Resist the urge to pick up the hand-sanitizer when I tell you this: Scientists recently made a germ map of the human body, and guess what? If you happen to be fairly healthy, you're probably carrying about 10,000 species of microbes around right now. If you happen to be under the weather, you're probably just one big microbe. (Just kidding.) Ewwwww!
Not really. Even though we tend to associate the word bacteria with other, scarier words like "flesh-eating," bacteria can also latch right on to nicer words -- like "beneficial." In fact, most of those 10,000 species aren't making you sick, they're making sure you don't get sick. In quite the site-specific fashion, too: While individual people might have different bacteria, everybody's personal bacteria does the same job in the same places.
It's kind of like this ...
Say you and your neighbor have housekeepers (OMG, I'm so jealous!). You each have different housekeepers who use different cleaning supplies in your two different homes, but both of them scrub the toilet when they're doing the bathroom. Make sense?
So here are a few examples of the good stuff bacteria does in and around your body:

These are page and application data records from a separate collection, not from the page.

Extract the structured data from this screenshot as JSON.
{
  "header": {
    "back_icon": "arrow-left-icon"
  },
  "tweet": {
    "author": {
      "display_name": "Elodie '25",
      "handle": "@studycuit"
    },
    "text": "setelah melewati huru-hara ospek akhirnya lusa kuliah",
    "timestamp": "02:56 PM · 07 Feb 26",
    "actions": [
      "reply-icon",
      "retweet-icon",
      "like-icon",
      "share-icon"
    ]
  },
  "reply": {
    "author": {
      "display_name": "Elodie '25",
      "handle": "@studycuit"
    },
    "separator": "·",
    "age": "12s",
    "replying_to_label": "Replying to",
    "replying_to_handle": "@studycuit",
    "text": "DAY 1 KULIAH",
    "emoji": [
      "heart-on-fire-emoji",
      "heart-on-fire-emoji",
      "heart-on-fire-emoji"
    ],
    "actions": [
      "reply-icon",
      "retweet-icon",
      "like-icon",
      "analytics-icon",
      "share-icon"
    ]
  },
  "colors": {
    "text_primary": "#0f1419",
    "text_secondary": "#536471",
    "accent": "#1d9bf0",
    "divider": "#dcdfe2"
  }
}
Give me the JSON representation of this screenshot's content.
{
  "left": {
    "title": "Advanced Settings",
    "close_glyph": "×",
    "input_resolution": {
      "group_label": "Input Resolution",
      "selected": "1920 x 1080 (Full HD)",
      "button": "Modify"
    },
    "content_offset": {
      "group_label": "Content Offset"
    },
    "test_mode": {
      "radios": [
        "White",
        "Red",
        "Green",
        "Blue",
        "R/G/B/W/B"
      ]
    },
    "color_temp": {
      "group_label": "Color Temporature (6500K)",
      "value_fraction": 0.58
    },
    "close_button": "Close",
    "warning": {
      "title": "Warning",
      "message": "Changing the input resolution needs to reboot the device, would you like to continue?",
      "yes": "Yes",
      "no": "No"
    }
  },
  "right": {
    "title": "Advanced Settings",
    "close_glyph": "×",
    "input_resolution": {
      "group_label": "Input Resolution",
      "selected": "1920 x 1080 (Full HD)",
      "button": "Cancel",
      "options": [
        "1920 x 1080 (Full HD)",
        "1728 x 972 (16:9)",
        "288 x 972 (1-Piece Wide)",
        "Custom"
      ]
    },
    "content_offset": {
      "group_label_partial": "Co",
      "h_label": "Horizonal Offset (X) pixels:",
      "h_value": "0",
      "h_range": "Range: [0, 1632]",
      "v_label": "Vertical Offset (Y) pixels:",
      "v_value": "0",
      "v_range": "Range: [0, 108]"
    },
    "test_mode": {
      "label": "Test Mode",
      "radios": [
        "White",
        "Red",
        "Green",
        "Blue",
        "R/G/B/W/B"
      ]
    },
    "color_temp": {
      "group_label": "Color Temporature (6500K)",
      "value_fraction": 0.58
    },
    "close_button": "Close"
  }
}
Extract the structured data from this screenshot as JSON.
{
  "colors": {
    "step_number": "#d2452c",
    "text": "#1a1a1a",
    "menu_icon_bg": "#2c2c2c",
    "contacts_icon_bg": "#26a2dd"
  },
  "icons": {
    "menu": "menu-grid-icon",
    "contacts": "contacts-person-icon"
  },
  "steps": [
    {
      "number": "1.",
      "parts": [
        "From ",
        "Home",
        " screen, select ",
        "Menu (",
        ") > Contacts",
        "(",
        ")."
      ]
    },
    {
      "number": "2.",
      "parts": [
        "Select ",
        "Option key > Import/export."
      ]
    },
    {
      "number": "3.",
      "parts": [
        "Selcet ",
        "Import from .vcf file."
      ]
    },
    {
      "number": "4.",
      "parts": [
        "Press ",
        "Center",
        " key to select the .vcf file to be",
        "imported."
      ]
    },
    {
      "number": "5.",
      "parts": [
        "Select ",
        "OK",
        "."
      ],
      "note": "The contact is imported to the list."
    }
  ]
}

Bacteria in your gut is essential for the digestion of certain proteins and fat and producing inflammation-fighting chemicals.
As you probably know, the bacteria living in your lady parts absolutely has to be balanced -- otherwise, yeast infections!
During pregnancy, that same bacteria changes, "perhaps to give the fetus as healthy a passage as possible."
Good bacteria has also been shown to radically improve liver function, and that's pretty huge, considering the liver is basically your body's built-in detox system.
See, bacteria is a beautiful thing! Mostly. So seriously, stop it with the hand-sanitizer. I think you might have a problem.
How does it make you feel to know your body is home to 10,000 species of germs?
Image via Yale Rosen/Flickr